Your goal >> The data below should be restated word for word, pictures omitted.

****************************************

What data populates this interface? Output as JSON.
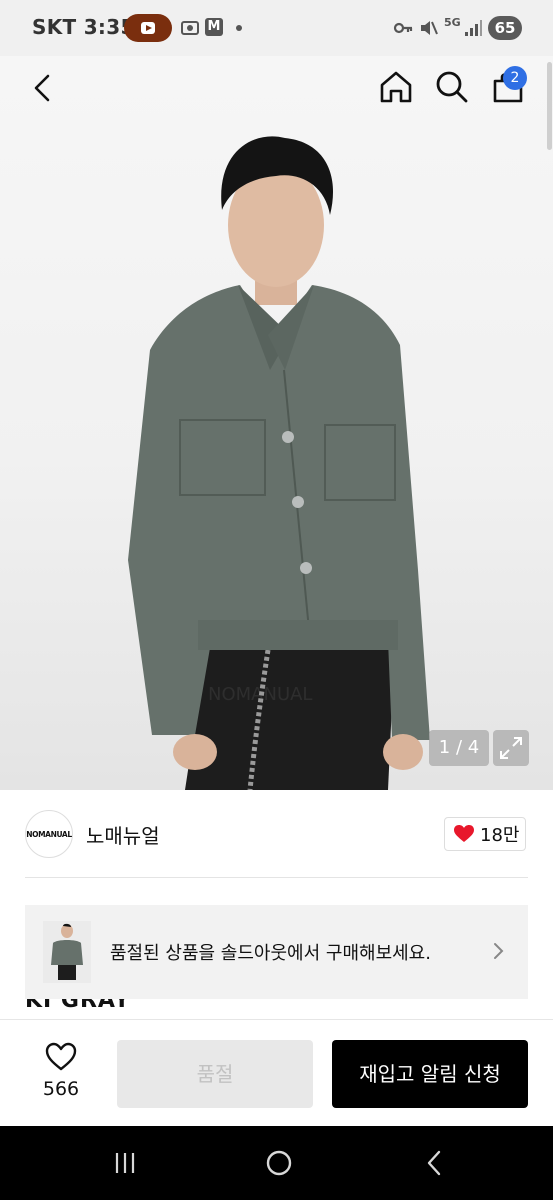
{
  "status_bar": {
    "carrier_time": "SKT 3:35",
    "m_badge": "M",
    "network": "5G",
    "battery": "65"
  },
  "header": {
    "cart_count": "2"
  },
  "gallery": {
    "counter": "1 / 4"
  },
  "brand": {
    "logo_text": "NOMANUAL",
    "name": "노매뉴얼",
    "like_count": "18만",
    "like_color": "#e8172b"
  },
  "product": {
    "title_partial": "KI GRAY"
  },
  "soldout_banner": {
    "text": "품절된 상품을 솔드아웃에서 구매해보세요."
  },
  "actions": {
    "wish_count": "566",
    "soldout_label": "품절",
    "restock_label": "재입고 알림 신청"
  },
  "icons": {
    "back": "chevron-left-icon",
    "home": "home-icon",
    "search": "search-icon",
    "bag": "shopping-bag-icon",
    "expand": "expand-icon",
    "heart": "heart-icon",
    "nav_recent": "recent-apps-icon",
    "nav_home": "home-circle-icon",
    "nav_back": "back-icon"
  }
}
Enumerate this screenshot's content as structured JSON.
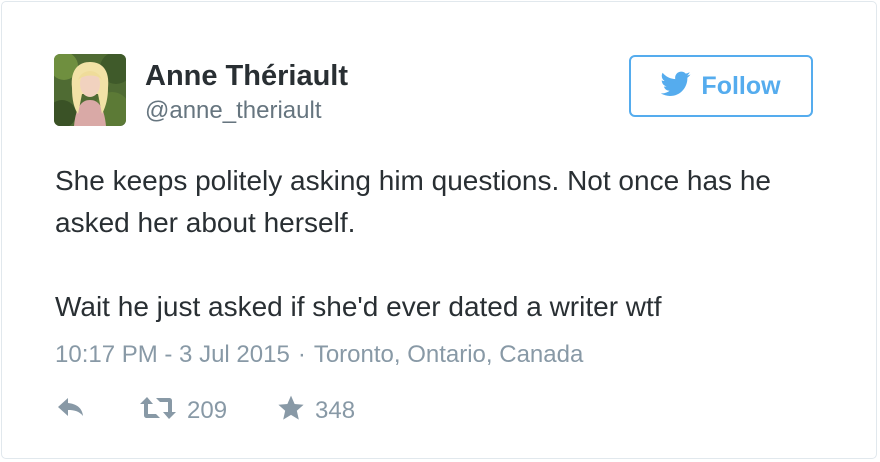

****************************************

Task result >>
What data populates this interface? Output as JSON.
{
  "status_bar": {
    "carrier_time": "SKT 3:35",
    "m_badge": "M",
    "network": "5G",
    "battery": "65"
  },
  "header": {
    "cart_count": "2"
  },
  "gallery": {
    "counter": "1 / 4"
  },
  "brand": {
    "logo_text": "NOMANUAL",
    "name": "노매뉴얼",
    "like_count": "18만",
    "like_color": "#e8172b"
  },
  "product": {
    "title_partial": "KI GRAY"
  },
  "soldout_banner": {
    "text": "품절된 상품을 솔드아웃에서 구매해보세요."
  },
  "actions": {
    "wish_count": "566",
    "soldout_label": "품절",
    "restock_label": "재입고 알림 신청"
  },
  "icons": {
    "back": "chevron-left-icon",
    "home": "home-icon",
    "search": "search-icon",
    "bag": "shopping-bag-icon",
    "expand": "expand-icon",
    "heart": "heart-icon",
    "nav_recent": "recent-apps-icon",
    "nav_home": "home-circle-icon",
    "nav_back": "back-icon"
  }
}
Enumerate this screenshot's content as structured JSON.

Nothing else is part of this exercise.